Two important NYC employment law changes for 2017

If you own or operate your business out of New York City, or hire New York City residents as contractors, both of these new regulations apply. 

NYC Mayor Bill de Blasio signs new act prohibiting employers to inquire about salary history.

NYC Mayor Bill de Blasio signs new act prohibiting employers to inquire about salary history.

Freelance Isn't Free Act — effective as of May 15, 2017

Any New York City freelancer hired by private employers will have new rights and protections under the new NYC "Freelance Isn't Free Act" (FIFA). This law governs all freelance agreements entered to or on after May 15, 2017. 

Under FIFA, for all contracts valued at $800 or more (including small projects that add up to $800 over a 120-day period), hiring parties will have to enter into written contracts with freelancers. The contract must include: 

  • Name and mailing address of hiring party and freelance worker;
  • Itemization of all services to be provided;
  • Value of all services to be provided;
  • Rate and method of compensation;
  • Date on which the hiring party must pay the freelancer, or how that date will be determined.

In general, freelancer contracts should also include language governing confidentiality, non-disclosure of information, intellectual property ownership, and statements acknowledging that the freelancer understands his/her role as an independent contractor and not an employee.

Moreover, the new law guarantees freelancers the right to timely and full payment for services rendered. Timely payment is accordant to the contract, or if not explicitly stated, no later than 30 days after the completion of freelancer services. The law also specifies that once a contractor has begun work, the hiring party may not offer less compensation than agreed upon as a condition of timely payment. 

A company has 20 days to respond to any complaints filed by a freelancer, and fines can include double damages of the value of the contract, plus attorney fees, plus a civil fine of up to $25,000.

For additional details on the FIFA act, visit the NYC website or download this informational sheet.

Salary History Ban — effective Nov. 1, 2017

In what is being hailed as a "major step toward achieving pay equity for women and people of color," Mayor Bill DeBlasio on May 4 signed a new bill prohibiting all NYC employers from asking prospective employees about their salary history. 

The law declares that is unlawful for any employer to inquire about or rely upon the salary history of a job applicant to determine the salary amount during the hiring process and in contract negotiations. Even if the employer has access to past history or records of the job applicant's salary, that information may not be used to determine salary or compensation amounts.

An employer may only use salary history as part of the hiring and contract negotiation process only if a job applicant voluntarily and without prompting discloses his or her salary history.

Employers can face penalties of up to $250,000 for willfully violating the law and can award compensatory damages to victims.
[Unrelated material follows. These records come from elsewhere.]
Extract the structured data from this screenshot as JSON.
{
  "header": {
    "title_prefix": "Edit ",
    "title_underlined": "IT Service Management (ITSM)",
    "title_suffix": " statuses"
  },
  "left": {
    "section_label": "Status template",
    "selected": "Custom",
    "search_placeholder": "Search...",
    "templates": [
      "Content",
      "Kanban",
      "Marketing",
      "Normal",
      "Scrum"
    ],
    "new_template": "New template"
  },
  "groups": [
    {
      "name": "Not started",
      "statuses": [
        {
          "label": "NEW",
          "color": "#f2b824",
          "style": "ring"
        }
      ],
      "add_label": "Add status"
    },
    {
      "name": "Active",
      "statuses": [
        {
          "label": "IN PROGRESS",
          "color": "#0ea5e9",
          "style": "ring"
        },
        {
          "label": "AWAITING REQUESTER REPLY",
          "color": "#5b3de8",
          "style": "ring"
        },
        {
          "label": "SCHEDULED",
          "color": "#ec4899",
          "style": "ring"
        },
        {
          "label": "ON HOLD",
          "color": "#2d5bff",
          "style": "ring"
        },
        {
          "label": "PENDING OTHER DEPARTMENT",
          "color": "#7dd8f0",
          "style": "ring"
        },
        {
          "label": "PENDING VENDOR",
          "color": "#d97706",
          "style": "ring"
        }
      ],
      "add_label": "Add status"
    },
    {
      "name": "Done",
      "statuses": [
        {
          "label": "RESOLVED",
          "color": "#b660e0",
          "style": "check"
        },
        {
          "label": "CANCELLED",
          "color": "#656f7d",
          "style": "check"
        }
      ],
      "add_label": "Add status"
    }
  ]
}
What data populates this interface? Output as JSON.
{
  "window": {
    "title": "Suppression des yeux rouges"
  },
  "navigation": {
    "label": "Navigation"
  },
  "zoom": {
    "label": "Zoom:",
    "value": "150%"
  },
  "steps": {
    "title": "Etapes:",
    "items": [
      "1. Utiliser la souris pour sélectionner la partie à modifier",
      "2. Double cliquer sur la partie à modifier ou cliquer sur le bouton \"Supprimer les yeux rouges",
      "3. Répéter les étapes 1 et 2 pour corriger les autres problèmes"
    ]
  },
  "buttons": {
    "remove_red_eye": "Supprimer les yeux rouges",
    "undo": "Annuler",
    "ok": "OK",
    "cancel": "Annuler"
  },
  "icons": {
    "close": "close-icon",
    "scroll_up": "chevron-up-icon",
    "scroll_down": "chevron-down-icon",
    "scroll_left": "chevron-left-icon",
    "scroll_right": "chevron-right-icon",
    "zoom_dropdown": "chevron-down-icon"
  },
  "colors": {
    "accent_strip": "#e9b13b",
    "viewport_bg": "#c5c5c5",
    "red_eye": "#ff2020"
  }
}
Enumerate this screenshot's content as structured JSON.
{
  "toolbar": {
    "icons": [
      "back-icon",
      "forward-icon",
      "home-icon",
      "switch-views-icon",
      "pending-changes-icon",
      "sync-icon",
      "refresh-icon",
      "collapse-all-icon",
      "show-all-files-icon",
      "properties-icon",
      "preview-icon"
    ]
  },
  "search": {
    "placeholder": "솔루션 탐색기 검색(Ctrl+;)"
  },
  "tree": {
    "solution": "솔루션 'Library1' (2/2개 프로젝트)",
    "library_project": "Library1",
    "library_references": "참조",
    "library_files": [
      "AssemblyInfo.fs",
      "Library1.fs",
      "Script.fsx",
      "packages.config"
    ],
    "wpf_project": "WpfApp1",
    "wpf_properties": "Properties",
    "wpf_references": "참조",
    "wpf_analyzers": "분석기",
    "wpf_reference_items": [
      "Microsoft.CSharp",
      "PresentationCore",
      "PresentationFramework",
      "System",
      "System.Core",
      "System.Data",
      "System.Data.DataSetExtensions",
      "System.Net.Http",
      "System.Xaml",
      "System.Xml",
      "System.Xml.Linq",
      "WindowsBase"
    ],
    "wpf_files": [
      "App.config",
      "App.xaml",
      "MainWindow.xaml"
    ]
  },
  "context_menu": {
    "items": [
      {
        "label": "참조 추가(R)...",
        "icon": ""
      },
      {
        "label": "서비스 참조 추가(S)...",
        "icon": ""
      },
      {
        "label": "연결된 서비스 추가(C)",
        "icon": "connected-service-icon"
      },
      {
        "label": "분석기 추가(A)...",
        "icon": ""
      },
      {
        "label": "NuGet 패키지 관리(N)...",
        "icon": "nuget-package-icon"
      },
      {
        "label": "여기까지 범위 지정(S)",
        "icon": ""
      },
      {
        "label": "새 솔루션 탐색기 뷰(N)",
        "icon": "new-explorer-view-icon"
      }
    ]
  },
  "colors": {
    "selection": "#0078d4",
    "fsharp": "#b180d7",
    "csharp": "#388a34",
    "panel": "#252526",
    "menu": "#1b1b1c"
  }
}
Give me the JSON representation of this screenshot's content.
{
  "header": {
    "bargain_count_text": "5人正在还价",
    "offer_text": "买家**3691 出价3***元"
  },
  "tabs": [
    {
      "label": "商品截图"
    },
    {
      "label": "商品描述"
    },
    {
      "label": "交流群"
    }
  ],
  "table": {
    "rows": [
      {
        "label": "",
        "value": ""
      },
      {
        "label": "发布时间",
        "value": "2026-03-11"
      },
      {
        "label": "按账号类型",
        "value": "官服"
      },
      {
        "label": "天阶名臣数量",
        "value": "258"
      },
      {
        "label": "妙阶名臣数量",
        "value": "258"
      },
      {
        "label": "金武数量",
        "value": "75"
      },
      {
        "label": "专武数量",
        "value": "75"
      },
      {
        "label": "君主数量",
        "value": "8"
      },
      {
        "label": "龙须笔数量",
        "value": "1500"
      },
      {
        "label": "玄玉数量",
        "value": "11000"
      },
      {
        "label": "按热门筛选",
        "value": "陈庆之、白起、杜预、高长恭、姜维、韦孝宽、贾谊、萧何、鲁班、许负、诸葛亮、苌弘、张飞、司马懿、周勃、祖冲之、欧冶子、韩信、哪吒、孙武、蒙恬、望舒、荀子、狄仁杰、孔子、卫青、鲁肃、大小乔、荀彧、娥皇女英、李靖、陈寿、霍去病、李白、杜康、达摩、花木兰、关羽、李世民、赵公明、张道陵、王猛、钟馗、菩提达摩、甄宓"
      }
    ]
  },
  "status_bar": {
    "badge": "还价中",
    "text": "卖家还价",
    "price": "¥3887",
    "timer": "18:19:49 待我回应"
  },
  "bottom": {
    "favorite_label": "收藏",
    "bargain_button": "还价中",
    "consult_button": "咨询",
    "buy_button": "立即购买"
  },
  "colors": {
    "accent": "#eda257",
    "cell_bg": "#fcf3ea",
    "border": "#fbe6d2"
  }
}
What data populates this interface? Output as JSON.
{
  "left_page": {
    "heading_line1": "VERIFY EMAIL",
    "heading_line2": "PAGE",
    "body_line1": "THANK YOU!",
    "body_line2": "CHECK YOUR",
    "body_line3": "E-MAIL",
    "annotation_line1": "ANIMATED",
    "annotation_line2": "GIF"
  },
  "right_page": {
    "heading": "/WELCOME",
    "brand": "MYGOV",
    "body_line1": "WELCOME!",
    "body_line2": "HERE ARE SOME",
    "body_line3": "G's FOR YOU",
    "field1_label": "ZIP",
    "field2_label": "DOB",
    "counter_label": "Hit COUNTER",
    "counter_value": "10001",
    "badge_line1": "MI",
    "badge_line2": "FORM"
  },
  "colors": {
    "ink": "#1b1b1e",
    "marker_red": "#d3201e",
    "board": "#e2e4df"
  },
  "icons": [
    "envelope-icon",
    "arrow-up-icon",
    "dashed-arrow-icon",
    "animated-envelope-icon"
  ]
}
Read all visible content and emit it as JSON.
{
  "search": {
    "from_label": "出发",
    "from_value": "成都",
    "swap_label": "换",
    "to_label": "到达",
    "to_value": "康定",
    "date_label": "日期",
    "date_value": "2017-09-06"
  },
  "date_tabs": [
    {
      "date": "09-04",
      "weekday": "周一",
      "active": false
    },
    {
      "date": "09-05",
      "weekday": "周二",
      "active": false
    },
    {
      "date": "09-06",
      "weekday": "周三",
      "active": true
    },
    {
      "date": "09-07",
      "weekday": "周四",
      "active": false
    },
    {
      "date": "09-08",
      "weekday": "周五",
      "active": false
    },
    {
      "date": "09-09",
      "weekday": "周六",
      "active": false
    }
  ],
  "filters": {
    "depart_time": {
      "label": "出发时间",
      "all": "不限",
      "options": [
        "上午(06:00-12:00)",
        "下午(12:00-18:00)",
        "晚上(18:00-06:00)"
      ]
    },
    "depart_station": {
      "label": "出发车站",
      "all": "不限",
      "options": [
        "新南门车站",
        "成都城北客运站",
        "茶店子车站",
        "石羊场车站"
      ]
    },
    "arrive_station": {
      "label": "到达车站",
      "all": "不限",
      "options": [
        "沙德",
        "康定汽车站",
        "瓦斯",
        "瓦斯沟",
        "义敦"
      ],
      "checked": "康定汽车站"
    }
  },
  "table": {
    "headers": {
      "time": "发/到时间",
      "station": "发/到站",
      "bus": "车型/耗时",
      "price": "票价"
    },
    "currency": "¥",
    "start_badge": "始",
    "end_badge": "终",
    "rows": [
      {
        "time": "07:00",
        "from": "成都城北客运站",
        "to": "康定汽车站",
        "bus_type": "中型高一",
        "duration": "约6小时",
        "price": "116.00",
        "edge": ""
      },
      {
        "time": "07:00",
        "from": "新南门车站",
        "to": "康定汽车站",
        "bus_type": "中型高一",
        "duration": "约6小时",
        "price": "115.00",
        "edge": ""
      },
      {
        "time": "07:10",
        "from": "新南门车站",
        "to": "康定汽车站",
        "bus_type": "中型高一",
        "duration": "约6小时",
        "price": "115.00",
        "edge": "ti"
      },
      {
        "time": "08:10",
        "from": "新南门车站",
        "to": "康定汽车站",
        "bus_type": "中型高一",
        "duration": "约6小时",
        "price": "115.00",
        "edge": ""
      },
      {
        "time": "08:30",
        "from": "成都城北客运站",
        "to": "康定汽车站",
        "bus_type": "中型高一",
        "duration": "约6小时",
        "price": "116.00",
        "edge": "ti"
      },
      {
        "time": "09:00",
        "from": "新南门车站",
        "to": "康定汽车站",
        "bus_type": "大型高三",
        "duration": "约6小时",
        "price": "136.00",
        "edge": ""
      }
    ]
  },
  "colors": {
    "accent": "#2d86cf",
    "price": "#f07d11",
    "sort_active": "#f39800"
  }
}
Although the law does not officially take effect until November, it is recommended that employers begin an audit of their hiring process and review job applications and interview questions now to ensure that any potential violations can be fixed in time.

For additional details, visit the NYC website.